WHAT YOU SHOULD DO:
What lines of the material below hold the string "фильма"? Copy them out.

*** PROVIDED RECORDS Section Begins ***

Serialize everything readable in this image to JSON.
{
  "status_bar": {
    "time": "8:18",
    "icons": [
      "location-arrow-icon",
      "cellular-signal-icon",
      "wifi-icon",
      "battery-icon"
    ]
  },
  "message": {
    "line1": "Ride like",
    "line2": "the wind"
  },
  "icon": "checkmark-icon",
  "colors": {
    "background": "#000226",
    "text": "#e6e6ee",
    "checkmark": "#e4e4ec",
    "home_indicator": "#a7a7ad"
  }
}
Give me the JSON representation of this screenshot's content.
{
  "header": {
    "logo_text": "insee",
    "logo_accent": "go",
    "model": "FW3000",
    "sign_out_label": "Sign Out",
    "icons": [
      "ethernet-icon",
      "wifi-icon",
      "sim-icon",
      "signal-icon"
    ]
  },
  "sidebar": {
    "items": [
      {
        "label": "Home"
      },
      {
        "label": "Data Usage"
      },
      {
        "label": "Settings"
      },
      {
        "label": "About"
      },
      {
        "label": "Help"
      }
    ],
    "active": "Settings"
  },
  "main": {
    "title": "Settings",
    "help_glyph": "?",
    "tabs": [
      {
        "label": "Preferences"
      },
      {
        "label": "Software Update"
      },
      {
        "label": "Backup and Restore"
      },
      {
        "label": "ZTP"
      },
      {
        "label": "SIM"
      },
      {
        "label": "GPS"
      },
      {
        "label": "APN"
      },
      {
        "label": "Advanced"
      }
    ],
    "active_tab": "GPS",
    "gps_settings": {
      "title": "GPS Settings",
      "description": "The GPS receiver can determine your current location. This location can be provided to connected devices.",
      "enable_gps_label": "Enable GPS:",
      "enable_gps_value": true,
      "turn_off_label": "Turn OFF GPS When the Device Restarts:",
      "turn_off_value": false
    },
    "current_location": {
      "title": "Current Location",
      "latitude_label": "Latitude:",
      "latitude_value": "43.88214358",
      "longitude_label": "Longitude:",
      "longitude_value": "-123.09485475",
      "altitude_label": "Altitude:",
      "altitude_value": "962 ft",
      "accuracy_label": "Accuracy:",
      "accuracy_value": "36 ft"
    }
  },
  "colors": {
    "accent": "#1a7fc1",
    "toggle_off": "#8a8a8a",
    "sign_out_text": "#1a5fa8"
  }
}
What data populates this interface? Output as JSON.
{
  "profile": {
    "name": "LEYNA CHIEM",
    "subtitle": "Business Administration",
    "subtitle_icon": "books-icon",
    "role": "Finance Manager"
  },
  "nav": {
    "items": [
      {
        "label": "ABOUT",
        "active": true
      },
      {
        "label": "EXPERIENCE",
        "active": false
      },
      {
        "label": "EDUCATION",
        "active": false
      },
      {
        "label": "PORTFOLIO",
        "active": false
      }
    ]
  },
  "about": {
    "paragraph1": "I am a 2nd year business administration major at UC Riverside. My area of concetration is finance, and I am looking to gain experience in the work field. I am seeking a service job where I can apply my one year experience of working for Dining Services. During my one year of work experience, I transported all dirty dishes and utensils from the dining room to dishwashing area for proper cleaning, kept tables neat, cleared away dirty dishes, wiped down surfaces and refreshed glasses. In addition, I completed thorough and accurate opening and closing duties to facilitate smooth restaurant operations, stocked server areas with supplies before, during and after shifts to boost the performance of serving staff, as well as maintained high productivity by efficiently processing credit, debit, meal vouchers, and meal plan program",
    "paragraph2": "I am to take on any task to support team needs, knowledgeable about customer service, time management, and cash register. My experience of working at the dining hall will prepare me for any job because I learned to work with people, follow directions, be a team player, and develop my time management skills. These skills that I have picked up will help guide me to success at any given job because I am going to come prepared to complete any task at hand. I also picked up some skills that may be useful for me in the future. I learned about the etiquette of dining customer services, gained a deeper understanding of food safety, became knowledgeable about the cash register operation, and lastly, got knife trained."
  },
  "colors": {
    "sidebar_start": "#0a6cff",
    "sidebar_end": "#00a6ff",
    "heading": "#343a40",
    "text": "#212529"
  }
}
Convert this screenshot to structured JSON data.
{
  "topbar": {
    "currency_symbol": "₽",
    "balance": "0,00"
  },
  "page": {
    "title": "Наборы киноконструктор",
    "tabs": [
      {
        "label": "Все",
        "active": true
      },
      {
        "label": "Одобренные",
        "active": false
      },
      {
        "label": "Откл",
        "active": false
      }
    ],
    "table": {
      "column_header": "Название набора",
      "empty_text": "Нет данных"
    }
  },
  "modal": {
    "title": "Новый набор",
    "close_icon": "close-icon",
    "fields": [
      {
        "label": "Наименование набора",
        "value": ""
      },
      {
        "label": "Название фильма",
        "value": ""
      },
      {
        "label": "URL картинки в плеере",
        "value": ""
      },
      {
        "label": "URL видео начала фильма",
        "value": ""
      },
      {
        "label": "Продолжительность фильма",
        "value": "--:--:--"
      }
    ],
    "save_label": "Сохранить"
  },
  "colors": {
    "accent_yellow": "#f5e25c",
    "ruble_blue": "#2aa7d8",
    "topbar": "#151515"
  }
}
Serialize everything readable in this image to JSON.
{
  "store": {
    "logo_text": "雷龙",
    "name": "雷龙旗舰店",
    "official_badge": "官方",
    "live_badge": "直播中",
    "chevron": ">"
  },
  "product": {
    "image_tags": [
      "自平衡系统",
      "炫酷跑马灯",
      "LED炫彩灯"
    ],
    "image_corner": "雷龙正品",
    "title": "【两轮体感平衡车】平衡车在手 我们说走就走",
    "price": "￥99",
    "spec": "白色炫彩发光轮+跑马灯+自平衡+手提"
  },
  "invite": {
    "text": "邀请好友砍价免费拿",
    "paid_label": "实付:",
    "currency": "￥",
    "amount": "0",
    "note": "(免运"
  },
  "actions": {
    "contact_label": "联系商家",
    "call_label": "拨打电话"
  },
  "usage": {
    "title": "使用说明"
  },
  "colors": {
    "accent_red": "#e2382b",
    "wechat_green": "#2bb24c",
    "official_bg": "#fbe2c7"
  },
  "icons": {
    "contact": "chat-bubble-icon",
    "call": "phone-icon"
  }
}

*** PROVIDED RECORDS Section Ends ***

FINAL ANSWER:
        "label": "Название фильма",
        "label": "URL видео начала фильма",
        "label": "Продолжительность фильма",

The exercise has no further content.